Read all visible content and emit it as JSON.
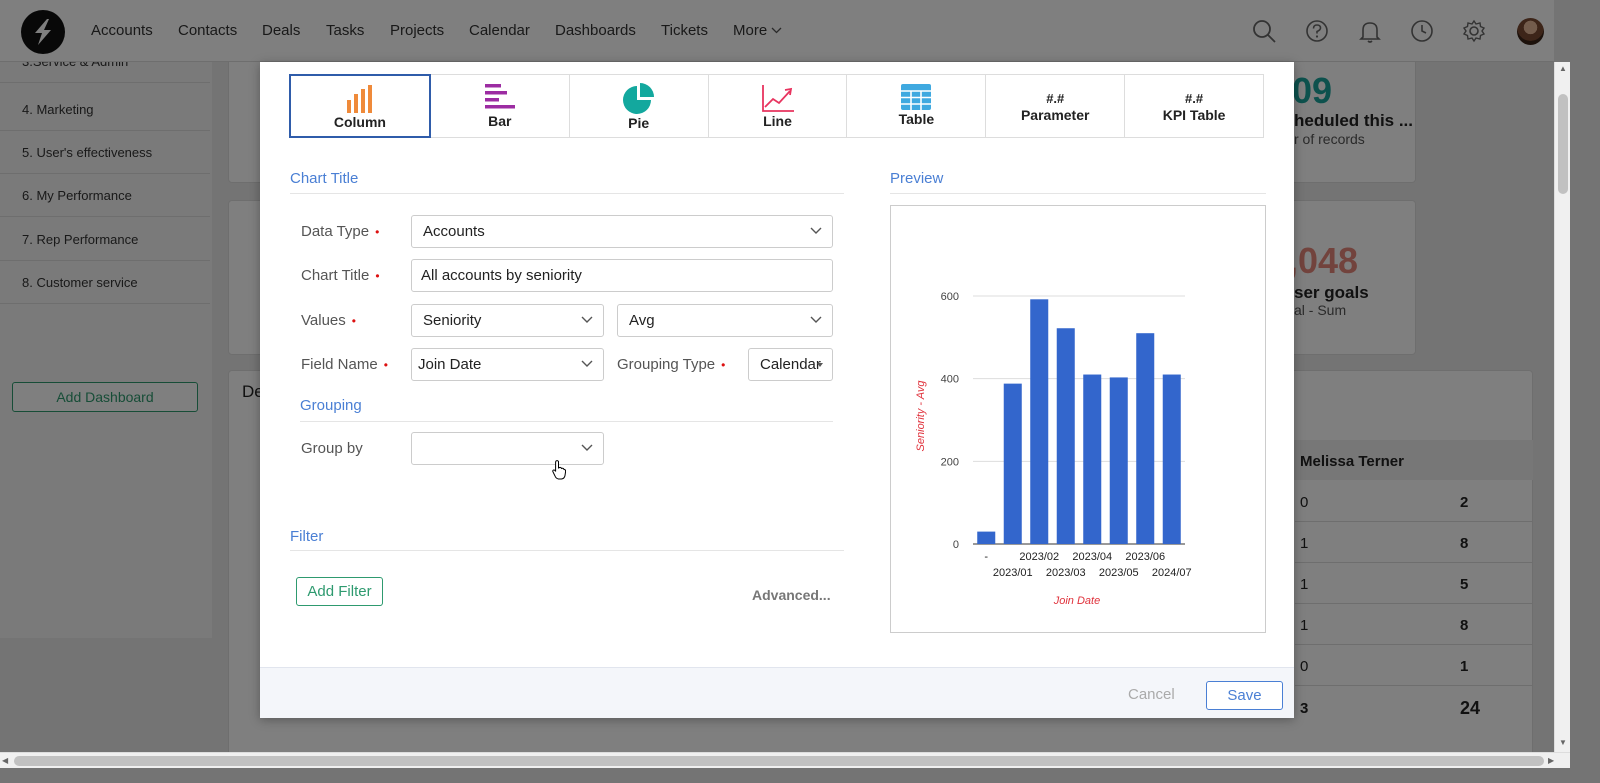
{
  "nav": {
    "items": [
      "Accounts",
      "Contacts",
      "Deals",
      "Tasks",
      "Projects",
      "Calendar",
      "Dashboards",
      "Tickets"
    ],
    "more_label": "More",
    "icons": [
      "search-icon",
      "help-icon",
      "bell-icon",
      "clock-icon",
      "gear-icon"
    ]
  },
  "sidebar": {
    "items": [
      "3.Service & Admin",
      "4. Marketing",
      "5. User's effectiveness",
      "6. My Performance",
      "7. Rep Performance",
      "8. Customer service"
    ],
    "add_dashboard": "Add Dashboard"
  },
  "background": {
    "kpi1": {
      "value": "09",
      "label": "heduled this ...",
      "sub": "r of records"
    },
    "kpi2": {
      "value": ",048",
      "label": "ser goals",
      "sub": "al - Sum"
    },
    "card_title": "De",
    "table": {
      "header": "Melissa Terner",
      "rows": [
        [
          "0",
          "2"
        ],
        [
          "1",
          "8"
        ],
        [
          "1",
          "5"
        ],
        [
          "1",
          "8"
        ],
        [
          "0",
          "1"
        ]
      ],
      "total": [
        "3",
        "24"
      ]
    }
  },
  "modal": {
    "chart_types": [
      {
        "label": "Column",
        "icon": "column-chart-icon"
      },
      {
        "label": "Bar",
        "icon": "bar-chart-icon"
      },
      {
        "label": "Pie",
        "icon": "pie-chart-icon"
      },
      {
        "label": "Line",
        "icon": "line-chart-icon"
      },
      {
        "label": "Table",
        "icon": "table-icon"
      },
      {
        "label": "Parameter",
        "hash": "#.#"
      },
      {
        "label": "KPI Table",
        "hash": "#.#"
      }
    ],
    "active_type": "Column",
    "sections": {
      "chart_title": "Chart Title",
      "preview": "Preview",
      "grouping": "Grouping",
      "filter": "Filter"
    },
    "form": {
      "data_type_label": "Data Type",
      "data_type_value": "Accounts",
      "chart_title_label": "Chart Title",
      "chart_title_value": "All accounts by seniority",
      "values_label": "Values",
      "values_field": "Seniority",
      "values_agg": "Avg",
      "field_name_label": "Field Name",
      "field_name_value": "Join Date",
      "grouping_type_label": "Grouping Type",
      "grouping_type_value": "Calendar",
      "group_by_label": "Group by",
      "group_by_value": ""
    },
    "add_filter": "Add Filter",
    "advanced": "Advanced...",
    "footer": {
      "cancel": "Cancel",
      "save": "Save"
    }
  },
  "chart_data": {
    "type": "bar",
    "categories": [
      "-",
      "2023/01",
      "2023/02",
      "2023/03",
      "2023/04",
      "2023/05",
      "2023/06",
      "2024/07"
    ],
    "values": [
      30,
      388,
      592,
      522,
      410,
      403,
      510,
      410
    ],
    "xlabel": "Join Date",
    "ylabel": "Seniority - Avg",
    "ylim": [
      0,
      600
    ],
    "yticks": [
      0,
      200,
      400,
      600
    ],
    "grid": true,
    "bar_color": "#3366cc",
    "axis_label_color": "#e0323c"
  }
}
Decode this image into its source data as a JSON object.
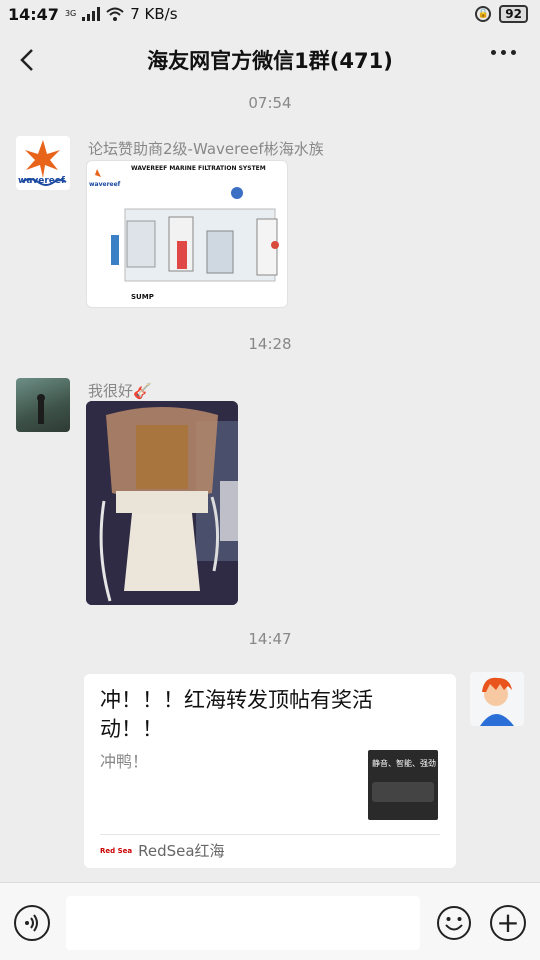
{
  "status_bar": {
    "time": "14:47",
    "network": "3G",
    "speed": "7 KB/s",
    "battery": "92"
  },
  "header": {
    "title": "海友网官方微信1群(471)",
    "back_icon": "chevron-left-icon",
    "more_icon": "more-dots-icon"
  },
  "messages": [
    {
      "type": "timestamp",
      "text": "07:54"
    },
    {
      "type": "image",
      "sender": "论坛赞助商2级-Wavereef彬海水族",
      "avatar_text": "wavereef",
      "image_title": "WAVEREEF MARINE FILTRATION SYSTEM",
      "image_label": "SUMP",
      "image_logo": "wavereef"
    },
    {
      "type": "timestamp",
      "text": "14:28"
    },
    {
      "type": "image",
      "sender": "我很好🎸",
      "image_desc": "protein skimmer photo"
    },
    {
      "type": "timestamp",
      "text": "14:47"
    },
    {
      "type": "card",
      "title": "冲！！！红海转发顶帖有奖活动！！",
      "desc": "冲鸭！",
      "source": "RedSea红海",
      "source_logo": "Red Sea",
      "thumb_text": "静音、智能、强劲"
    }
  ],
  "input_bar": {
    "placeholder": ""
  },
  "colors": {
    "background": "#ededed",
    "bubble": "#ffffff",
    "meta_text": "#888888"
  }
}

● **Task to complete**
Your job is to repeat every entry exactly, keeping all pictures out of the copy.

● **Exercise solution**
Read all visible content and emit it as JSON.
{
  "nav": {
    "items": [
      "Accounts",
      "Contacts",
      "Deals",
      "Tasks",
      "Projects",
      "Calendar",
      "Dashboards",
      "Tickets"
    ],
    "more_label": "More",
    "icons": [
      "search-icon",
      "help-icon",
      "bell-icon",
      "clock-icon",
      "gear-icon"
    ]
  },
  "sidebar": {
    "items": [
      "3.Service & Admin",
      "4. Marketing",
      "5. User's effectiveness",
      "6. My Performance",
      "7. Rep Performance",
      "8. Customer service"
    ],
    "add_dashboard": "Add Dashboard"
  },
  "background": {
    "kpi1": {
      "value": "09",
      "label": "heduled this ...",
      "sub": "r of records"
    },
    "kpi2": {
      "value": ",048",
      "label": "ser goals",
      "sub": "al - Sum"
    },
    "card_title": "De",
    "table": {
      "header": "Melissa Terner",
      "rows": [
        [
          "0",
          "2"
        ],
        [
          "1",
          "8"
        ],
        [
          "1",
          "5"
        ],
        [
          "1",
          "8"
        ],
        [
          "0",
          "1"
        ]
      ],
      "total": [
        "3",
        "24"
      ]
    }
  },
  "modal": {
    "chart_types": [
      {
        "label": "Column",
        "icon": "column-chart-icon"
      },
      {
        "label": "Bar",
        "icon": "bar-chart-icon"
      },
      {
        "label": "Pie",
        "icon": "pie-chart-icon"
      },
      {
        "label": "Line",
        "icon": "line-chart-icon"
      },
      {
        "label": "Table",
        "icon": "table-icon"
      },
      {
        "label": "Parameter",
        "hash": "#.#"
      },
      {
        "label": "KPI Table",
        "hash": "#.#"
      }
    ],
    "active_type": "Column",
    "sections": {
      "chart_title": "Chart Title",
      "preview": "Preview",
      "grouping": "Grouping",
      "filter": "Filter"
    },
    "form": {
      "data_type_label": "Data Type",
      "data_type_value": "Accounts",
      "chart_title_label": "Chart Title",
      "chart_title_value": "All accounts by seniority",
      "values_label": "Values",
      "values_field": "Seniority",
      "values_agg": "Avg",
      "field_name_label": "Field Name",
      "field_name_value": "Join Date",
      "grouping_type_label": "Grouping Type",
      "grouping_type_value": "Calendar",
      "group_by_label": "Group by",
      "group_by_value": ""
    },
    "add_filter": "Add Filter",
    "advanced": "Advanced...",
    "footer": {
      "cancel": "Cancel",
      "save": "Save"
    }
  },
  "chart_data": {
    "type": "bar",
    "categories": [
      "-",
      "2023/01",
      "2023/02",
      "2023/03",
      "2023/04",
      "2023/05",
      "2023/06",
      "2024/07"
    ],
    "values": [
      30,
      388,
      592,
      522,
      410,
      403,
      510,
      410
    ],
    "xlabel": "Join Date",
    "ylabel": "Seniority - Avg",
    "ylim": [
      0,
      600
    ],
    "yticks": [
      0,
      200,
      400,
      600
    ],
    "grid": true,
    "bar_color": "#3366cc",
    "axis_label_color": "#e0323c"
  }
}
Decode this image into its source data as a JSON object.
{
  "status_bar": {
    "time": "14:47",
    "network": "3G",
    "speed": "7 KB/s",
    "battery": "92"
  },
  "header": {
    "title": "海友网官方微信1群(471)",
    "back_icon": "chevron-left-icon",
    "more_icon": "more-dots-icon"
  },
  "messages": [
    {
      "type": "timestamp",
      "text": "07:54"
    },
    {
      "type": "image",
      "sender": "论坛赞助商2级-Wavereef彬海水族",
      "avatar_text": "wavereef",
      "image_title": "WAVEREEF MARINE FILTRATION SYSTEM",
      "image_label": "SUMP",
      "image_logo": "wavereef"
    },
    {
      "type": "timestamp",
      "text": "14:28"
    },
    {
      "type": "image",
      "sender": "我很好🎸",
      "image_desc": "protein skimmer photo"
    },
    {
      "type": "timestamp",
      "text": "14:47"
    },
    {
      "type": "card",
      "title": "冲！！！红海转发顶帖有奖活动！！",
      "desc": "冲鸭！",
      "source": "RedSea红海",
      "source_logo": "Red Sea",
      "thumb_text": "静音、智能、强劲"
    }
  ],
  "input_bar": {
    "placeholder": ""
  },
  "colors": {
    "background": "#ededed",
    "bubble": "#ffffff",
    "meta_text": "#888888"
  }
}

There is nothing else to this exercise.